Entries supplied:
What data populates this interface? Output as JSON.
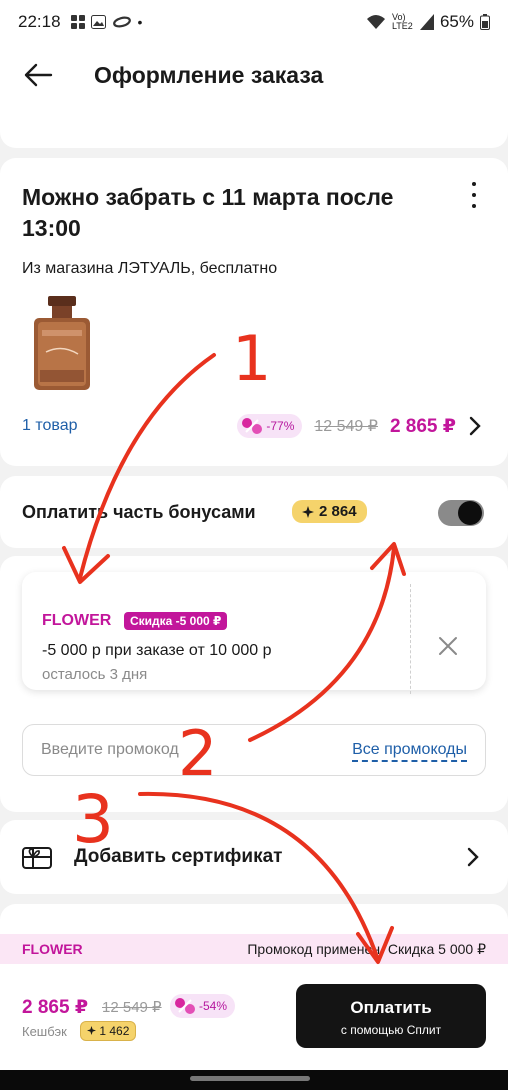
{
  "status_bar": {
    "time": "22:18",
    "dot": "•",
    "network": "Vo) LTE2",
    "battery": "65%"
  },
  "header": {
    "title": "Оформление заказа"
  },
  "pickup": {
    "title": "Можно забрать с 11 марта после 13:00",
    "subtitle": "Из магазина ЛЭТУАЛЬ, бесплатно",
    "items_link": "1 товар",
    "discount": "-77%",
    "old_price": "12 549 ₽",
    "new_price": "2 865 ₽"
  },
  "bonus": {
    "label": "Оплатить часть бонусами",
    "amount": "2 864",
    "enabled": true
  },
  "coupon": {
    "code": "FLOWER",
    "tag": "Скидка -5 000 ₽",
    "description": "-5 000 р при заказе от 10 000 р",
    "remaining": "осталось 3 дня"
  },
  "promo_input": {
    "placeholder": "Введите промокод",
    "all_link": "Все промокоды"
  },
  "certificate": {
    "label": "Добавить сертификат"
  },
  "applied": {
    "code": "FLOWER",
    "text": "Промокод применен. Скидка 5 000 ₽"
  },
  "bottom": {
    "price": "2 865 ₽",
    "old_price": "12 549 ₽",
    "discount": "-54%",
    "cashback_label": "Кешбэк",
    "cashback_amount": "1 462",
    "pay_label": "Оплатить",
    "pay_sub": "с помощью Сплит"
  },
  "annotations": {
    "one": "1",
    "two": "2",
    "three": "3"
  },
  "colors": {
    "accent": "#c2169b",
    "link": "#1f5fa8",
    "bonus": "#f5d36b",
    "annotation": "#e8321e"
  }
}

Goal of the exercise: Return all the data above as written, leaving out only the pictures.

Response area:
What data populates this interface? Output as JSON.
{
  "status_bar": {
    "time": "22:18",
    "dot": "•",
    "network": "Vo) LTE2",
    "battery": "65%"
  },
  "header": {
    "title": "Оформление заказа"
  },
  "pickup": {
    "title": "Можно забрать с 11 марта после 13:00",
    "subtitle": "Из магазина ЛЭТУАЛЬ, бесплатно",
    "items_link": "1 товар",
    "discount": "-77%",
    "old_price": "12 549 ₽",
    "new_price": "2 865 ₽"
  },
  "bonus": {
    "label": "Оплатить часть бонусами",
    "amount": "2 864",
    "enabled": true
  },
  "coupon": {
    "code": "FLOWER",
    "tag": "Скидка -5 000 ₽",
    "description": "-5 000 р при заказе от 10 000 р",
    "remaining": "осталось 3 дня"
  },
  "promo_input": {
    "placeholder": "Введите промокод",
    "all_link": "Все промокоды"
  },
  "certificate": {
    "label": "Добавить сертификат"
  },
  "applied": {
    "code": "FLOWER",
    "text": "Промокод применен. Скидка 5 000 ₽"
  },
  "bottom": {
    "price": "2 865 ₽",
    "old_price": "12 549 ₽",
    "discount": "-54%",
    "cashback_label": "Кешбэк",
    "cashback_amount": "1 462",
    "pay_label": "Оплатить",
    "pay_sub": "с помощью Сплит"
  },
  "annotations": {
    "one": "1",
    "two": "2",
    "three": "3"
  },
  "colors": {
    "accent": "#c2169b",
    "link": "#1f5fa8",
    "bonus": "#f5d36b",
    "annotation": "#e8321e"
  }
}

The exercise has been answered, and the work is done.